Assignment -
The records that follow need to be output exactly as they are.

Data extracted from a collection -
______
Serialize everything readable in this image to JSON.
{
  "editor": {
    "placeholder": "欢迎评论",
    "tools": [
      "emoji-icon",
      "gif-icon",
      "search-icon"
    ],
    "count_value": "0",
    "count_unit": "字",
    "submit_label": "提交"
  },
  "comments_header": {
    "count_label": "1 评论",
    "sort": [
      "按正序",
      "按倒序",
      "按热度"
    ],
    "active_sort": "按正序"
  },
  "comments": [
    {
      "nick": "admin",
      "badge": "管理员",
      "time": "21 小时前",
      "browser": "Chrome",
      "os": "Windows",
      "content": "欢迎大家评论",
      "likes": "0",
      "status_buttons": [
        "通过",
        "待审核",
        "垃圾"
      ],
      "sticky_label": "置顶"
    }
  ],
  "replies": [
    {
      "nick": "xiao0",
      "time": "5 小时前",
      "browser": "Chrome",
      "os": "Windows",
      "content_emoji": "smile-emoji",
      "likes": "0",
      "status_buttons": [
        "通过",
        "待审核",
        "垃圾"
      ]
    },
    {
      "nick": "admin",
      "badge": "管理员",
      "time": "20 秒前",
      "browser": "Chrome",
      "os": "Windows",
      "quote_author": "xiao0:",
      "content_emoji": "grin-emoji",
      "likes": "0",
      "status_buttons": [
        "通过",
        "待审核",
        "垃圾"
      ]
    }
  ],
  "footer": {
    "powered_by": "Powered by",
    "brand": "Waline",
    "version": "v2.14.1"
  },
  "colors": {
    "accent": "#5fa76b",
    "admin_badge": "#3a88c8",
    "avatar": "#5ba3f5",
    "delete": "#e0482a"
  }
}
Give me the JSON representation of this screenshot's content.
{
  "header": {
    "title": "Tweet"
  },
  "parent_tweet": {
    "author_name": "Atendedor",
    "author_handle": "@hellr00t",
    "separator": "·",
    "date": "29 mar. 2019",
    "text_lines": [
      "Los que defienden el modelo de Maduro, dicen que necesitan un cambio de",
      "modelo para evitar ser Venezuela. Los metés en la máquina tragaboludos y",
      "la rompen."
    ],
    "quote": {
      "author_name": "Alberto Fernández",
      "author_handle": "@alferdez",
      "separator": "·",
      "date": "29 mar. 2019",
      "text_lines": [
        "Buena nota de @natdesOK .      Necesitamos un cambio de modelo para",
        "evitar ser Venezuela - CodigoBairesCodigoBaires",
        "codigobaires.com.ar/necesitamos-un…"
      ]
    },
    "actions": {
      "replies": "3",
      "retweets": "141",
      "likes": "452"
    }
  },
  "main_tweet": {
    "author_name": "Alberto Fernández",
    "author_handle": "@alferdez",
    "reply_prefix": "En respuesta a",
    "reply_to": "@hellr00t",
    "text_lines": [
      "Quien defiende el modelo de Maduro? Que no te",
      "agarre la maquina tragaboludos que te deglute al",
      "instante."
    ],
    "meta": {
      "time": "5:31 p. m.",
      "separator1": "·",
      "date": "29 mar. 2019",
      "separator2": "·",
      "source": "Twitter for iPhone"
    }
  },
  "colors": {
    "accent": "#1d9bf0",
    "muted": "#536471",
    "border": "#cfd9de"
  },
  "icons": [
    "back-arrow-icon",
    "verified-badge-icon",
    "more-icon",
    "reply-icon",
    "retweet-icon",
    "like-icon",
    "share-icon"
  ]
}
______
Task response -
Serialize everything readable in this image to JSON.
{
  "editor": {
    "placeholder": "欢迎评论",
    "tools": [
      "emoji-icon",
      "gif-icon",
      "search-icon"
    ],
    "count_value": "0",
    "count_unit": "字",
    "submit_label": "提交"
  },
  "comments_header": {
    "count_label": "1 评论",
    "sort": [
      "按正序",
      "按倒序",
      "按热度"
    ],
    "active_sort": "按正序"
  },
  "comments": [
    {
      "nick": "admin",
      "badge": "管理员",
      "time": "21 小时前",
      "browser": "Chrome",
      "os": "Windows",
      "content": "欢迎大家评论",
      "likes": "0",
      "status_buttons": [
        "通过",
        "待审核",
        "垃圾"
      ],
      "sticky_label": "置顶"
    }
  ],
  "replies": [
    {
      "nick": "xiao0",
      "time": "5 小时前",
      "browser": "Chrome",
      "os": "Windows",
      "content_emoji": "smile-emoji",
      "likes": "0",
      "status_buttons": [
        "通过",
        "待审核",
        "垃圾"
      ]
    },
    {
      "nick": "admin",
      "badge": "管理员",
      "time": "20 秒前",
      "browser": "Chrome",
      "os": "Windows",
      "quote_author": "xiao0:",
      "content_emoji": "grin-emoji",
      "likes": "0",
      "status_buttons": [
        "通过",
        "待审核",
        "垃圾"
      ]
    }
  ],
  "footer": {
    "powered_by": "Powered by",
    "brand": "Waline",
    "version": "v2.14.1"
  },
  "colors": {
    "accent": "#5fa76b",
    "admin_badge": "#3a88c8",
    "avatar": "#5ba3f5",
    "delete": "#e0482a"
  }
}
Give me the JSON representation of this screenshot's content.
{
  "header": {
    "title": "Tweet"
  },
  "parent_tweet": {
    "author_name": "Atendedor",
    "author_handle": "@hellr00t",
    "separator": "·",
    "date": "29 mar. 2019",
    "text_lines": [
      "Los que defienden el modelo de Maduro, dicen que necesitan un cambio de",
      "modelo para evitar ser Venezuela. Los metés en la máquina tragaboludos y",
      "la rompen."
    ],
    "quote": {
      "author_name": "Alberto Fernández",
      "author_handle": "@alferdez",
      "separator": "·",
      "date": "29 mar. 2019",
      "text_lines": [
        "Buena nota de @natdesOK .      Necesitamos un cambio de modelo para",
        "evitar ser Venezuela - CodigoBairesCodigoBaires",
        "codigobaires.com.ar/necesitamos-un…"
      ]
    },
    "actions": {
      "replies": "3",
      "retweets": "141",
      "likes": "452"
    }
  },
  "main_tweet": {
    "author_name": "Alberto Fernández",
    "author_handle": "@alferdez",
    "reply_prefix": "En respuesta a",
    "reply_to": "@hellr00t",
    "text_lines": [
      "Quien defiende el modelo de Maduro? Que no te",
      "agarre la maquina tragaboludos que te deglute al",
      "instante."
    ],
    "meta": {
      "time": "5:31 p. m.",
      "separator1": "·",
      "date": "29 mar. 2019",
      "separator2": "·",
      "source": "Twitter for iPhone"
    }
  },
  "colors": {
    "accent": "#1d9bf0",
    "muted": "#536471",
    "border": "#cfd9de"
  },
  "icons": [
    "back-arrow-icon",
    "verified-badge-icon",
    "more-icon",
    "reply-icon",
    "retweet-icon",
    "like-icon",
    "share-icon"
  ]
}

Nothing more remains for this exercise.